By Alex Norman
You can’t spell “Butch” without U-T…
After 19 days and reportedly three failed attempts, the University of Tennessee announced that Cincinnati’s Butch Jones would become the 24th head coach in Vols history. He agreed to a six year deal, worth $18.2 million (plus incentives).
“It is truly an honor and a privilege to be the head football coach at the University of Tennessee,” said Jones in a statement released by UT. “I understand the values, traditions, and level of expectations that come with this position, and I look forward to being a part of the Vol Nation.”
On Friday, December 7, Jones, his wife Barb, and their three sons, were given a formal introduction at a packed press conference held inside the Peyton Manning Locker Room at Neyland Stadium.

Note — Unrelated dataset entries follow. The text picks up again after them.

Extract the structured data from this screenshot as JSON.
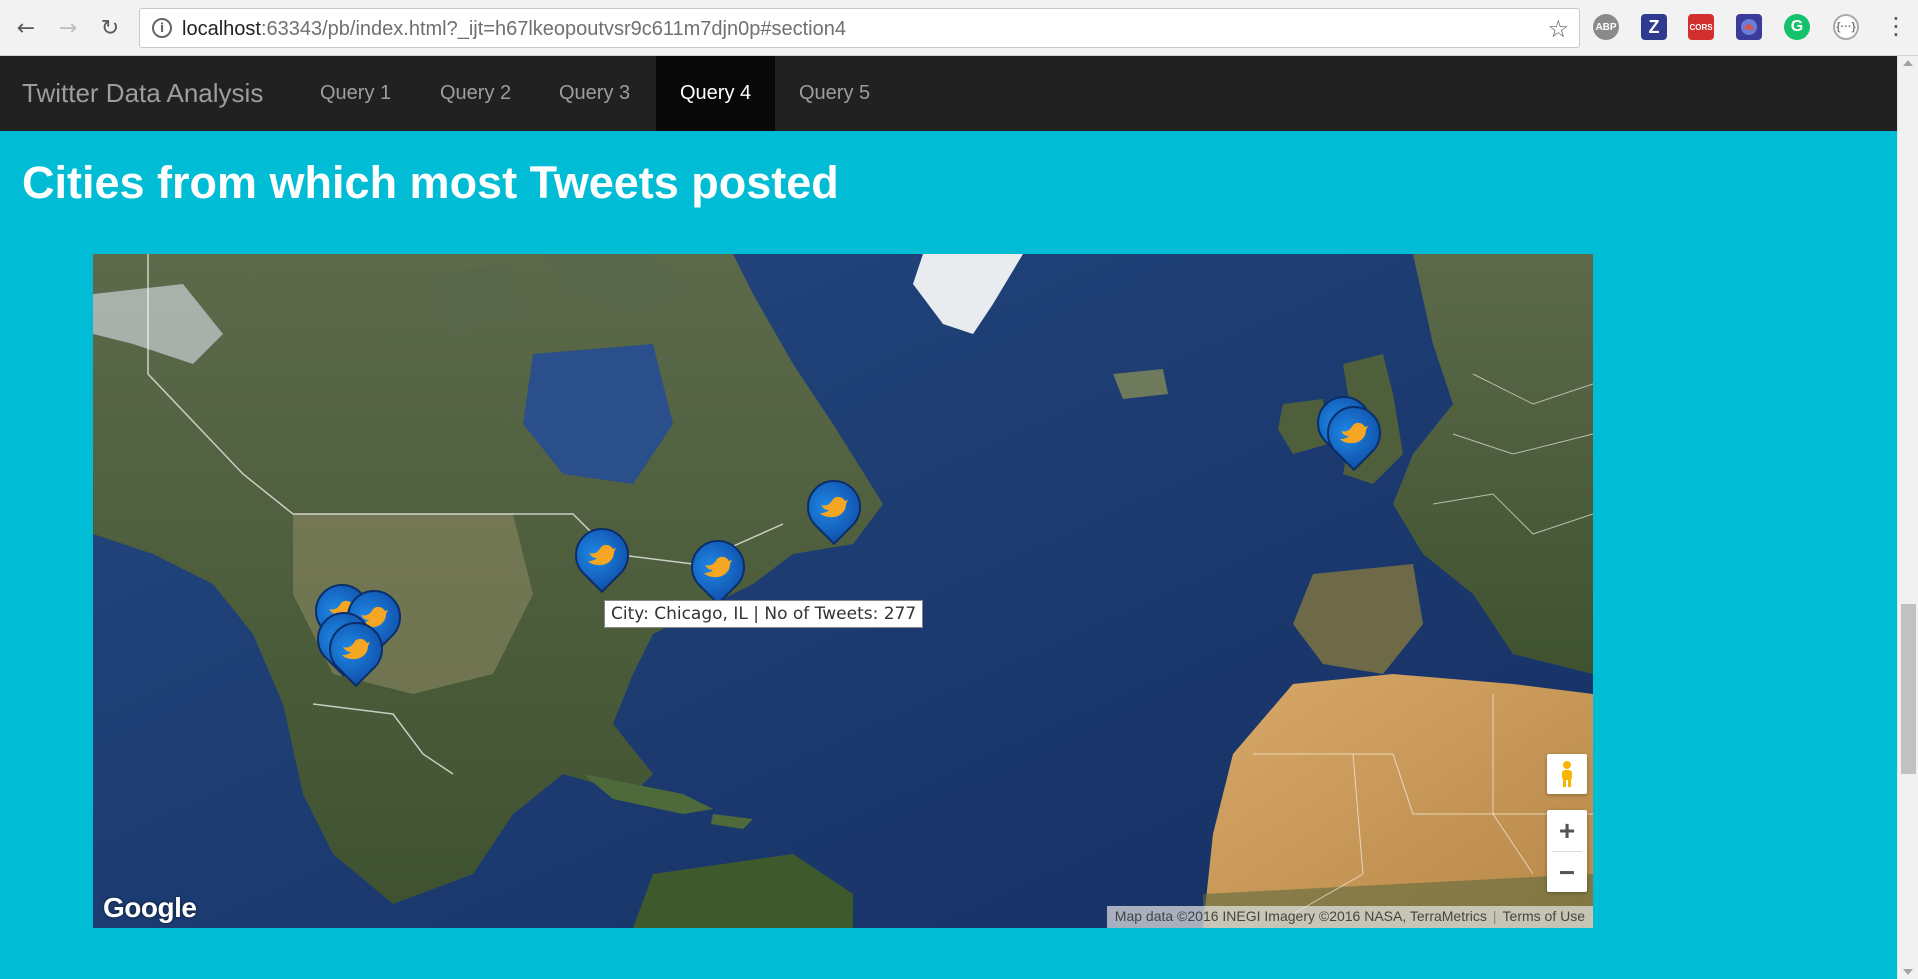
{
  "browser": {
    "url_host": "localhost",
    "url_rest": ":63343/pb/index.html?_ijt=h67lkeopoutvsr9c611m7djn0p#section4",
    "extensions": [
      "ABP",
      "Z",
      "CORS",
      "G",
      "{···}"
    ]
  },
  "navbar": {
    "brand": "Twitter Data Analysis",
    "items": [
      {
        "label": "Query 1",
        "active": false
      },
      {
        "label": "Query 2",
        "active": false
      },
      {
        "label": "Query 3",
        "active": false
      },
      {
        "label": "Query 4",
        "active": true
      },
      {
        "label": "Query 5",
        "active": false
      }
    ]
  },
  "section": {
    "title": "Cities from which most Tweets posted"
  },
  "map": {
    "tooltip": "City: Chicago, IL | No of Tweets: 277",
    "logo": "Google",
    "attribution": "Map data ©2016 INEGI Imagery ©2016 NASA, TerraMetrics",
    "terms": "Terms of Use",
    "zoom_in": "+",
    "zoom_out": "−",
    "marker_icon": "twitter-bird-icon",
    "colors": {
      "ocean": "#1d3f7a",
      "land": "#4c5e3a",
      "desert": "#c49a5c",
      "ice": "#e8ecef",
      "marker": "#1565c0"
    }
  }
}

Tennessee athletic director Dave Hart, who has taken his share of heat on social media during the coaching search, said that he knew how much Jones was excited about the opportunity, when they sat down for an interview the previous evening.
“It was not 20 minutes into our conversation that lasted through the night that I could see genuine passion,” said Hart. “It wasn’t artificial when he said… ‘Dave, this is my dream job.’ I knew that that was coming from his heart.”
During the press conference, Jones sent a message to Vols fans, some of whom were not happy about his hiring. The dream of bringing former Super Bowl winning coach Jon Gruden back to Tennessee was dashed, as was the chance to hire Oklahoma State’s Mike Gundy. Louisville coach Charlie Strong almost said yes to the Vols, but eventually turned down Tennessee’s job offer.
Those were household names to many Vols fans… Jones was not.
“Our fan base and myself have the same expectations. We’re working to be the best,” said Jones. “We’re working to be number one every day… we’re working to be national champions and we’re working to be SEC champions. This program has done it and we’ll do it again.”
Jones brings six years of head coaching experience with him to Knoxville. Three years at Central Michigan were followed by three years at Cincinnati. In that time, Jones’s teams compiled a 50-27 record, along with four conference titles.
In many respects he is the antithesis of his predecessor, Derek Dooley… which shouldn’t be a surprise since Lane Kiffin was a complete opposite of Phillip Fulmer and Dooley was much different than Kiffin.
While Dooley reportedly burned bridges with high school coaches in the state of Tennessee and failed to develop relationships with Vols alumni, Jones is preaching another approach in both respects.
“To our letter-winners, you are the foundation… we will have an open door policy at our practices,” said Jones. “You have laid the foundation for us to have much success for many years to come. I’m a firm believer that our letter-winners are the program and they will be welcomed back at any time.”
Jones added: “Let me make no mistake about it we are going to win first and foremost with the great state of Tennessee. We have tremendous high school coaches in this state. We are the state institution and we will own our state. We’re gonna to be at every high in the state and our players are going to understand what is to wear the ‘Power T,’ they’re going to understand what it means to represent their home institution. I take great pride in that.”
Jones understands the challenges that lie ahead. Tennessee has had three losing seasons in a row. Their defense was one the worst in the nation last year. The Vols offense could lose their quarterback and their top two receivers to the NFL draft. Plus, the schedule is brutal in 2013, with road games at Oregon, Florida and Alabama on the docket.
“I know we live in an instant gratification society. Everybody wants everything at once,” said Jones. “But I will tell you this… we’re gonna go inch by inch… inches make the champion. And we’re gonna to go to work. I don’t know how long it will take, but you’re going to be proud of this football team, and you’re going to be proud of this football program.”